Roach’s third and last conspiracy of violence is “that all violence is performative, for the simple reason that it must have an audience—even if that audience is only the victim, even if that audience is only God” (Roach, 1996). This statement specifically stood out to me because I believe that, in a cruel way, the United States Government– being FEMA, the Army Corps of Engineers, and all of the political leaders who were bystanders in this devastating tragedy– were the audience, as Roach would say, watching uselessly as the violence unfolded over the city of New Orleans. The Katrina victims were suffering as the government watched them cry for help and did nothing to aid them. They viewed everything that was washed away in the flood as waste, not memories or keepsakes or peoples lives turned upside down. Through this course I now realize the significance that this storm truly held. That the ruins of Hurricane Katrina were not “waste”. They held the stories and the heart of New Orleans, and all of its beloved people.
Two overwhelmingly important key concepts that Professor McCoy taught in class are the words memory and forgetting, inspired by Joseph Roach’s quote from Chapter 2, Echoes in the Bone, of Cities of the Dead– “Echoes in the bone refer not only to a history of forgetting but to a strategy of empowering the living through the performance of memory” (Roach 34). Memory and forgetting are so important because it teaches us, as human beings, a very important lesson. I interpret memory as meaning to honor, to talk about, and to always remember. Memory is so crucial so that we don’t end up forgetting.
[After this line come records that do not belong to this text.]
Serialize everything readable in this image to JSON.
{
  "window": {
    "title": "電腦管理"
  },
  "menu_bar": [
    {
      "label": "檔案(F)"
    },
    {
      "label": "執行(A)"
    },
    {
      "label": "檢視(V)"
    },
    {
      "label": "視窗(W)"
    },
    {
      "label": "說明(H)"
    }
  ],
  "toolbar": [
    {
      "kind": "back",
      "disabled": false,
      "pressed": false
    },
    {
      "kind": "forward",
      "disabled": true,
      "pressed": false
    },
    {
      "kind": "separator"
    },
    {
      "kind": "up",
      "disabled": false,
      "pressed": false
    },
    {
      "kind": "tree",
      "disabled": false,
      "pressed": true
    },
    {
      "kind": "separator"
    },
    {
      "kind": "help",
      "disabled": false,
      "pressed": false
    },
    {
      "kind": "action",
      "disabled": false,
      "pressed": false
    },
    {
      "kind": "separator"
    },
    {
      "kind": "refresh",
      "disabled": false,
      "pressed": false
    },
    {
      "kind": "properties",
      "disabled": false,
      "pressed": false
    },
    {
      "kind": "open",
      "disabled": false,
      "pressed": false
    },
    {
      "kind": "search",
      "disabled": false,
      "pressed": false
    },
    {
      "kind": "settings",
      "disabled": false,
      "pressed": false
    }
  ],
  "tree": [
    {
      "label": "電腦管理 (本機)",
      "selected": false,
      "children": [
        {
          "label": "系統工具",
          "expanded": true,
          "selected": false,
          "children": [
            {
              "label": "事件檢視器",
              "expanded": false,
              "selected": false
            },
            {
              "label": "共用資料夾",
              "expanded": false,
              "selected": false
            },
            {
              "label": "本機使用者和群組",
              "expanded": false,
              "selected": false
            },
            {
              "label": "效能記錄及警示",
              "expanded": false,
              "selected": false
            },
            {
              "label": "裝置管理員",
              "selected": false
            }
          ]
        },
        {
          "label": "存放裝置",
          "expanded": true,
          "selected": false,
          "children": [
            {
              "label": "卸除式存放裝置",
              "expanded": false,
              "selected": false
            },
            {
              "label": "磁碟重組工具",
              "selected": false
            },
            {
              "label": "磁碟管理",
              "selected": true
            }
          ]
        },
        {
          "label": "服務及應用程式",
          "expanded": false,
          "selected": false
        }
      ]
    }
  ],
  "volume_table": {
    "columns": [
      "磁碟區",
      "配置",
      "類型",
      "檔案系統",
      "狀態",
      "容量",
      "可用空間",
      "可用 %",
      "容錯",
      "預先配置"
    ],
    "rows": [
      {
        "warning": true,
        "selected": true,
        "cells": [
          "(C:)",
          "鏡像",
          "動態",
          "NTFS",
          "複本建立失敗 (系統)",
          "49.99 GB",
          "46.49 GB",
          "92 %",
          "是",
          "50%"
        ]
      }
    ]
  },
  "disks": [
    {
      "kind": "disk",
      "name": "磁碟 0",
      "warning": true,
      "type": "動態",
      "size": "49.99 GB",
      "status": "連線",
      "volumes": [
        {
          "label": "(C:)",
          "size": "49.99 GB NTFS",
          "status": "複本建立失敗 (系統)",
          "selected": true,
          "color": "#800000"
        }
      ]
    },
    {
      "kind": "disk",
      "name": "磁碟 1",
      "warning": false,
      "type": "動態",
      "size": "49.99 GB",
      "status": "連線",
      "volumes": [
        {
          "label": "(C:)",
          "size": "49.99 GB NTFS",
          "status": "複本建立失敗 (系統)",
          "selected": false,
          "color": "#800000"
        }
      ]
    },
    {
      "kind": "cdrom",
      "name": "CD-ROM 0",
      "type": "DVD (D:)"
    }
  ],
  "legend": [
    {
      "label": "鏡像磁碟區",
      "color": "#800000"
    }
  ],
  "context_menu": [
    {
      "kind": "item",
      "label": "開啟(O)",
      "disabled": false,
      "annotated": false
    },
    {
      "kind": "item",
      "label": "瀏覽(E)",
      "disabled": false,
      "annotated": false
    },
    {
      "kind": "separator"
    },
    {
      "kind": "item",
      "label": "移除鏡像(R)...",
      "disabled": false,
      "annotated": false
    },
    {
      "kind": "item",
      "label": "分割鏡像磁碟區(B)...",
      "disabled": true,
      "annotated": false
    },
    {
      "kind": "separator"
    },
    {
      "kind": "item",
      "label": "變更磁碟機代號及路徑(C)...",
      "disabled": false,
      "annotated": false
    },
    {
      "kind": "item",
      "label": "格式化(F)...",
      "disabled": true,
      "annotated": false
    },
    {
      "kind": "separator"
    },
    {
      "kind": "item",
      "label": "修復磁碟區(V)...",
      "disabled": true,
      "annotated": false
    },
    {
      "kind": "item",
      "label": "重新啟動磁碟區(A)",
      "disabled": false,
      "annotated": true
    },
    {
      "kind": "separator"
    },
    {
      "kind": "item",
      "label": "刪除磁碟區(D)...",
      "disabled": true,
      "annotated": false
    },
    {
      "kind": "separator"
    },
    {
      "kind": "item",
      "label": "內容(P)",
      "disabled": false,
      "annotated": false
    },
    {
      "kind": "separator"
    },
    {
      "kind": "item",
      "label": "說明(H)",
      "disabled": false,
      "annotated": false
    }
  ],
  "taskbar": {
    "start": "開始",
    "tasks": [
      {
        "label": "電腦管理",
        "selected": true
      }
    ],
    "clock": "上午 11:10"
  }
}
Without memory, we are bound to repeat the same mistakes time and time again. Forgetting is what happens when we don’t remember, we don’t honor, and we don’t actively work towards change. Forgetting is so important in the way that we must not do it. That is how “Violence is the performance of waste” resonates with me.